I've personally found the pheonomenon to be very common in all sorts of groups though especially so in so-called 'geek subcultures', possibly because of the tendency for these groups to avoid excluding people except as a last resort:

Geek Social Fallacy #1: Ostracizers Are Evil -- GSF1 is one of the most common fallacies, and one of the most deeply held. Many geeks have had horrible, humiliating, and formative experiences with ostracism, and the notion of being on the other side of the transaction is repugnant to them.

In its non-pathological form, GSF1 is benign, and even commendable: it is long past time we all grew up and stopped with the junior high popularity games. However, in its pathological form, GSF1 prevents its carrier from participating in - or tolerating - the exclusion of anyone from anything, be it a party, a comic book store, or a web forum, and no matter how obnoxious, offensive, or aromatic the prospective excludee may be.

While the term was coined in regards to sexual harassment and abuse in communities, it really applies to all sorts of problem people that communites feel the need to 'work around' and can create huge problems for those communities down the line if ignored. Unfortunately dealing with such members is often anything but easy:

It is critical to the narrative of a missing stair that they are blameless, and the target of persecution. They will almost always state that they would have been happy to have changed their behavior if they had only known. They may try to state that they were never informed of wrongdoing, knowing that the organizers will not be able to give proof as they are protecting the privacy of those who came forward. They will complain that the decisionmakers were too harsh, they will state that the community is actually not safe for cis/het/white/males or some combination. They may call you a feminazi. They may tell others not to go to your games because you are aggressive and overzealous in your harassment policy. They will cite their own awesomeness as proof of your persecution.
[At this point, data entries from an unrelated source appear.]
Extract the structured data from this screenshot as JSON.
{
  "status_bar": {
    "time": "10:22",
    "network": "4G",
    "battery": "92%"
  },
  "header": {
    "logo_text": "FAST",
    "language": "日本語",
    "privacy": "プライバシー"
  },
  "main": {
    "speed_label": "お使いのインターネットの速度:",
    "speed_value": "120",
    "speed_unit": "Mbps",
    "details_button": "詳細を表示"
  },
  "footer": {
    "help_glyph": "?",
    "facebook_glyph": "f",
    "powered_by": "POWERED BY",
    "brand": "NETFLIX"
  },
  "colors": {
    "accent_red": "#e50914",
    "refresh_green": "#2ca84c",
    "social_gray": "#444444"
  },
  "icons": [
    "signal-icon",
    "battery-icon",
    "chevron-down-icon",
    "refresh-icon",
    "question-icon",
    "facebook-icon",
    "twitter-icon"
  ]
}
They will position you as hurting the community and position themselves as defenders of it. They will seek attention for the pain you have caused them. They may make accusations about you personally, or claim that you harassed them with your decision. They may make a public spectacle on social media. They may cost you players, money, and mental health. It is their goal to make this so difficult that you will wish you hadn’t taken the decision and that maybe others would think twice before doing so in the future.

Further reading:

Pervocracy: The Missing Stair

Nordic LARP: 19 Truths about Harassment, Missing Stairs, and Safety in Larp Communities

Missing Stairs - Why We Need to List and We Can't Be Silent

Abuse, Your Local Larp, Missing Stairs, And Broken Ones

About 'missing stairs' and how to avoid them in your community.

This is a "good" topic in so far as that it is all too common and most certainly something that people as individuals, and we as a community should be aware of.

This is also extremely common in kink / BDSM communities. Just as there is the Geek Social Fallacy that Ostracizers are Evil in roleplaying / geek communities, there is the belief that "Kink shaming is bad" within the kink community. Abusers utilize that to get away with their abuse.

The kink world also has the additional complexity that comes from issues of consent, and the fact that a lot of the abuse happens in a one on one situation. I bring this up here because a standard abuser tactic is to socially isolate their victim(s).

One of the things that I appreciate most about being in this community is the hard line stance that the staff takes against abuse. I encourage anyone who has read what 0x1mm wrote, or what I wrote here, to understand that you are empowered here to set boundaries and have them respected (when it comes to sexual interactions).

Stop means Stop. You do not owe anyone an explanation for why might not want to engage in certain types of RP or storylines with them.

While Sindome is an adult community, there are standards here.